- Style. Although it’s no Moto 360, it’s not as bad as some other watches available now. The brushed steel is nice.
- Comfort. The rubber strap is surprisingly comfortable. It’s a little on the heavy/chunky side, but you get used to it.
- Battery life. It lasted five days before needing a charge. How much this was to do with the fact it was essentially useless, I’m not sure (!) but it still knocks the spots off the Apple Watch in this particular department.

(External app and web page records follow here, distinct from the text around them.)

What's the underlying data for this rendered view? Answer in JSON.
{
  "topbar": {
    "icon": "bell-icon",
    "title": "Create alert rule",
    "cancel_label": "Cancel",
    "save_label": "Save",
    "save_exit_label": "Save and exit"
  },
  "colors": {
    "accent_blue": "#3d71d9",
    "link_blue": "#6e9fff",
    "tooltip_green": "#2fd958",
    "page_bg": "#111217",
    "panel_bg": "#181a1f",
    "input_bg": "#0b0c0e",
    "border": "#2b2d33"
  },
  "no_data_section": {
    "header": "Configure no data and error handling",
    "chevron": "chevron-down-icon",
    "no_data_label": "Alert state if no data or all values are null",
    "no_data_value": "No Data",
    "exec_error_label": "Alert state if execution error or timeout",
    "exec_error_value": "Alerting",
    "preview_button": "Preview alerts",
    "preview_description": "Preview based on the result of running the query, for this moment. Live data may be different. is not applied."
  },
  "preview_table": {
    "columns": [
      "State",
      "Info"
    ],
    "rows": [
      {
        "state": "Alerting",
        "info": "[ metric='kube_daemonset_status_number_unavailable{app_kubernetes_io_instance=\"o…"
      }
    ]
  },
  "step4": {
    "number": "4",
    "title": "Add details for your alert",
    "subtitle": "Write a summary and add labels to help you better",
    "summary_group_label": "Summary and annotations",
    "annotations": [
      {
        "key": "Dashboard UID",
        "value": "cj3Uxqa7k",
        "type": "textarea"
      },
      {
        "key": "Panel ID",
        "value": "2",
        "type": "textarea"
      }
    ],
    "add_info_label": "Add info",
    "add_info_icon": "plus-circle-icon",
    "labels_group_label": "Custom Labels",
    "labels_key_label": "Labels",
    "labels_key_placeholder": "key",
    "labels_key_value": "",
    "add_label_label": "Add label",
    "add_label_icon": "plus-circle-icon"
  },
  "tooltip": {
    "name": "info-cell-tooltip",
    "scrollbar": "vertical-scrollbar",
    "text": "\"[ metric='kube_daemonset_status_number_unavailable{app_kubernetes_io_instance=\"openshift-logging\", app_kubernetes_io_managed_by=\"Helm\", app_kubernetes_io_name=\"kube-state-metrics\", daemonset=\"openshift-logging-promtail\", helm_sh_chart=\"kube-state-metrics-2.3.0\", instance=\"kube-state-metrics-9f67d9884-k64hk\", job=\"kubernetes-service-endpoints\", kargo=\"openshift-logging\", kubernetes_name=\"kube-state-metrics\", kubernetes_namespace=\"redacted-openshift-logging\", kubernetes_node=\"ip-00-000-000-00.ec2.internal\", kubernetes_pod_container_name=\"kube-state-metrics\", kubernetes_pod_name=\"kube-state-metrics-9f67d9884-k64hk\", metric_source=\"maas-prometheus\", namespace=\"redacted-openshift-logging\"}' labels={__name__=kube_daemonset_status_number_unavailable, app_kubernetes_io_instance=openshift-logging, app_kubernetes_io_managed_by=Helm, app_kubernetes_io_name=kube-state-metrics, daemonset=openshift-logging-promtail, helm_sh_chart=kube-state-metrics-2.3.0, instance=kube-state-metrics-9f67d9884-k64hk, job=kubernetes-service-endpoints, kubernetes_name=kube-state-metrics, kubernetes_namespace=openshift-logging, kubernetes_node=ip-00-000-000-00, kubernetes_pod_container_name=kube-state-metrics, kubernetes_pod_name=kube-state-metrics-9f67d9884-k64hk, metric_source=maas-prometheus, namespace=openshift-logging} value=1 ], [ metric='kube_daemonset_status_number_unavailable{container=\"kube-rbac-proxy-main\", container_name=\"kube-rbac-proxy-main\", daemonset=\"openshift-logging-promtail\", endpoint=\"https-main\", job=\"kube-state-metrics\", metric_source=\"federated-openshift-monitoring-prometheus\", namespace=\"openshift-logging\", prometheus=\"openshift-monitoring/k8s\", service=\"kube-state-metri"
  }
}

We have to give this watch some credit. For the price, it’s actually pretty incredible. It’s far less ugly than some of the competition and it does have a lot of functionality, even if it’s not especially well executed. We couldn’t help but think that in a world without smart phones, it would even be considered quite good. You could in theory load it up with a SIM card and use it as a watch, phone, calculator, contacts organiser and so on, without needing any other device. But this is a world with smart phones and when you compare it to any smart phone currently on the market, even the worst ones, this watch doesn’t compete at all well. And neither does it complement a phone, bringing no particular tricks to the party.
It was a bit of a conversation starter, while I wore it. A novelty. And if you don’t mind paying a little for a novelty item that you’ll quickly find tiresome, then by all means go ahead. But we couldn’t recommend it. We can’t even recommend the Apple Watch, and if Apple can’t get it right, who can?